=== Input records ===

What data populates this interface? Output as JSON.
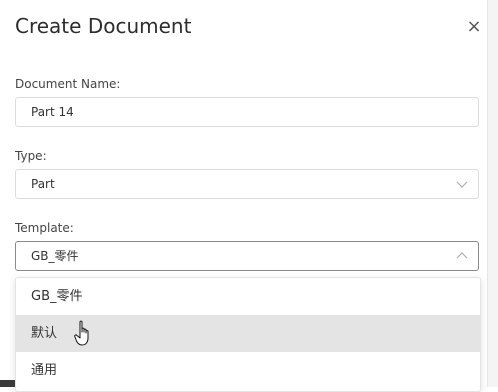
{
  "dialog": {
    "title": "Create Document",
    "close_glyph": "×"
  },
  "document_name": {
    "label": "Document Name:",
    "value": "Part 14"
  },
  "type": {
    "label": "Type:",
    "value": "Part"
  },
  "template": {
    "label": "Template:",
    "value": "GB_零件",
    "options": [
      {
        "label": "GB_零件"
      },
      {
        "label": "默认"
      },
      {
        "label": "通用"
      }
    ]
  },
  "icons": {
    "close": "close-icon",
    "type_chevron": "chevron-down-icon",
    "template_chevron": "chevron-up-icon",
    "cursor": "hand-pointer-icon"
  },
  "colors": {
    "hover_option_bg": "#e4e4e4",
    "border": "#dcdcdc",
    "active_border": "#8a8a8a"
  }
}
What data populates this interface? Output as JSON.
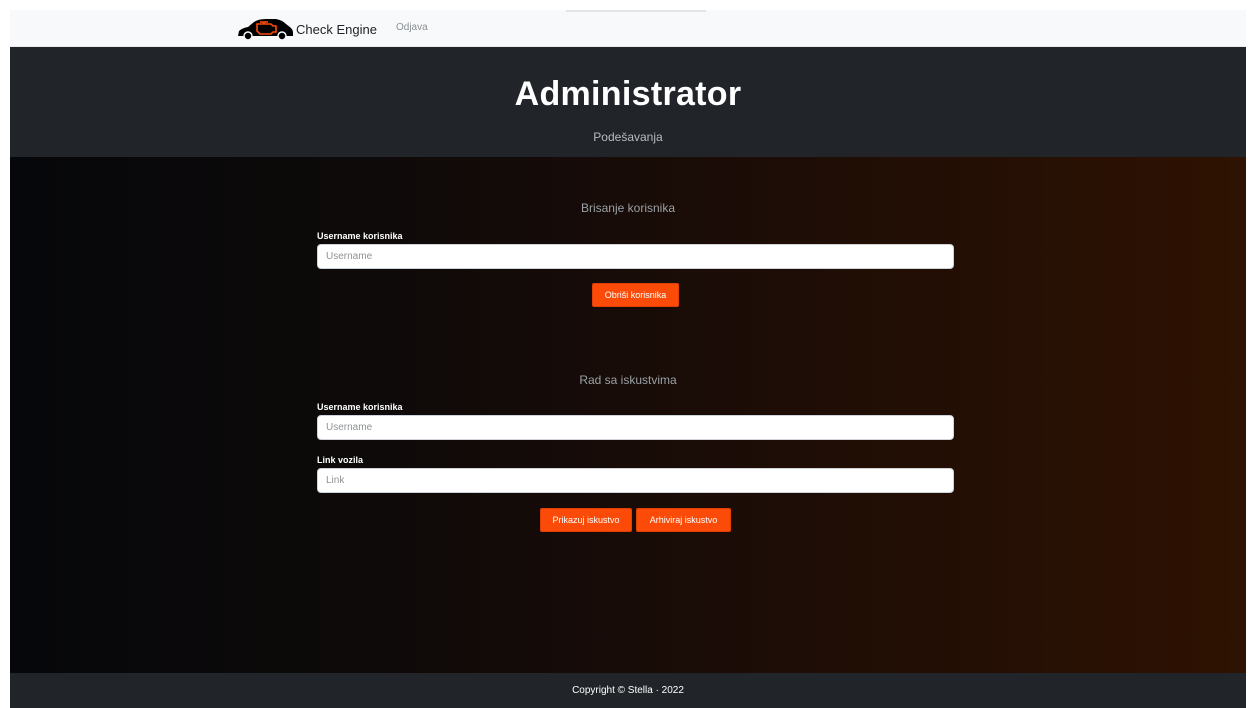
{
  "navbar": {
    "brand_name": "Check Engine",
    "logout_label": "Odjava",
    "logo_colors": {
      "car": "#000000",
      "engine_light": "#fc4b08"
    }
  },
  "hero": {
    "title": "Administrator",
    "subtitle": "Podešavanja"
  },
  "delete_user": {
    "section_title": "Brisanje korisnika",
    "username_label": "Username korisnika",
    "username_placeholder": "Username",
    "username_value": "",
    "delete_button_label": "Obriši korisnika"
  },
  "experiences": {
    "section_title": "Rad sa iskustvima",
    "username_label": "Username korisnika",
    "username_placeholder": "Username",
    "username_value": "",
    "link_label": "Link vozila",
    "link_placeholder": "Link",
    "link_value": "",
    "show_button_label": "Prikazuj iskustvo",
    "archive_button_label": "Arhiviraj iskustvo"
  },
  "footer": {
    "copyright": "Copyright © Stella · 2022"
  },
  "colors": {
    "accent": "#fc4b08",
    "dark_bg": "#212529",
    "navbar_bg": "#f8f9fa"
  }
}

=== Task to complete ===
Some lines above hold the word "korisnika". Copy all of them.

=== Exercise result ===
    "section_title": "Brisanje korisnika",
    "username_label": "Username korisnika",
    "delete_button_label": "Obriši korisnika"
    "username_label": "Username korisnika",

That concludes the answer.